- A standard should be something in nature that is the same all over the earth.
- A standard must never vary.
The International System of Measurement is the set of standards used in all sciences.
Unit Conversion Tables
SI Base Units
- Length - meter
- Mass - kilogram
- Temperature - oC
- Amount - mole
- Time - second
Derived Units are combinations of base units.
- Area - length squared
- Volume - length cubed
1 ml = 1 cm3
1 liter - 1 dm3
- Density - mass / volume
DH2O = 1 g/cm3
English System vs SI System
- mega - 1,000,000
- kilo - 1,000
- hecto - 100
- deca - 10
- base unit - 1
- deci - 0.1
- centi - 0.01
- milli - 0.001
- micro - 0.000001
- These "ballpark" relationships are close enough for every-day conversion.
- 1 yard ≅ 0.9 meter
- 1 mile ≅ 1.5 kilometer
- 1 inch ≅ 2.5 centimeter
- 1 pound ≅ 0.5 kilogram
- 1 quart ≅ 1 liter
Graphing makes trends in data easier to see.
Dimensional Analysis is the most important mathematical process in science.
Units in science are just as important as numbers. Dimensional analysis carries units through all calculations. Whatever mathematical operation is done with the numbers is also done with the units. When the final units match the desired units, the problem has been solved correctly.
Dimensional analysis is set up like this:
The key to dimensional analysis is the correct use of conversion factors to change one unit to another. A conversion factor is a fraction whose numerator and denominator are the same quantity expressed in different units.
5 examples of conversion factors:
First sample problem - with one unit to convert.
Convert 1 year into seconds.
TIP: Cancel the units as you go. Once all units have been canceled except the desired units, pick up your calculator:
Second sample problem - with two units to convert.
- Beginning with the given number, multiply all numbers across the top from left to right.
- Without hitting the equal button, divide by all the numbers across the bottom from right to left.
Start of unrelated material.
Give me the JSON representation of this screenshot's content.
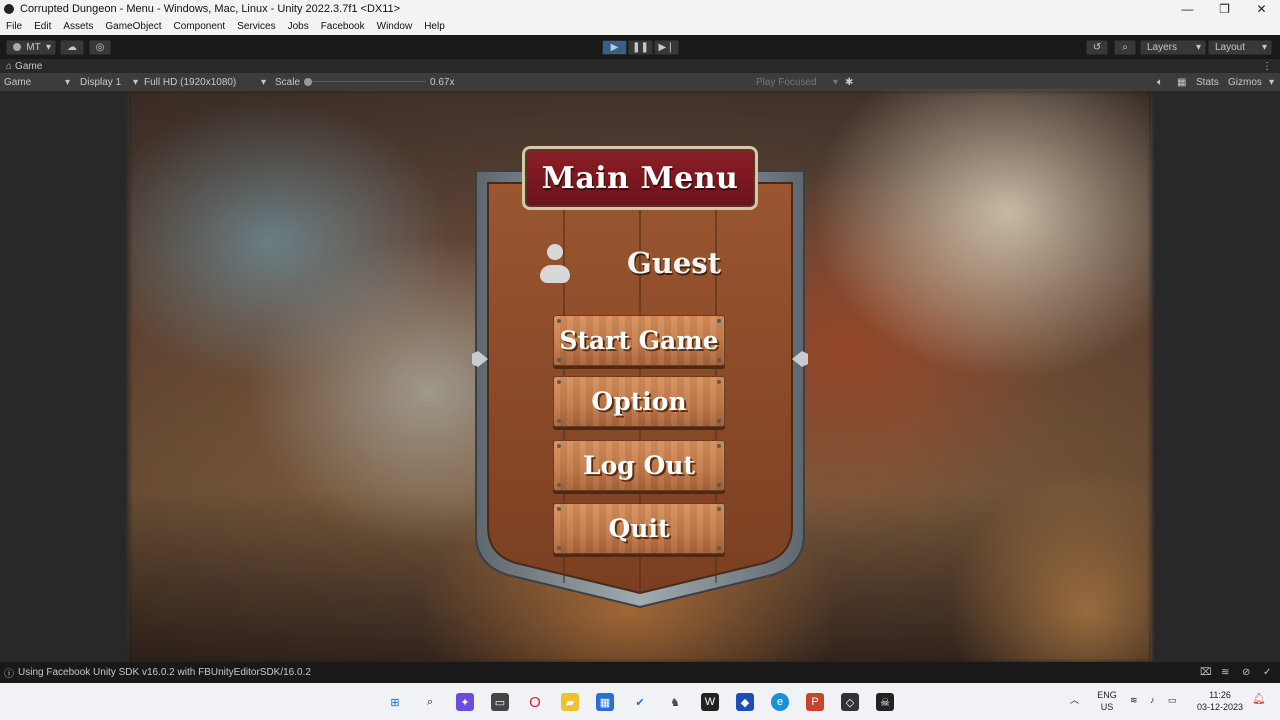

- Finally, hit the equal button one time to get the final numerical answer.
Convert 65 miles per hour into meters per second.
(TIP: only one unit can be converted at a time.)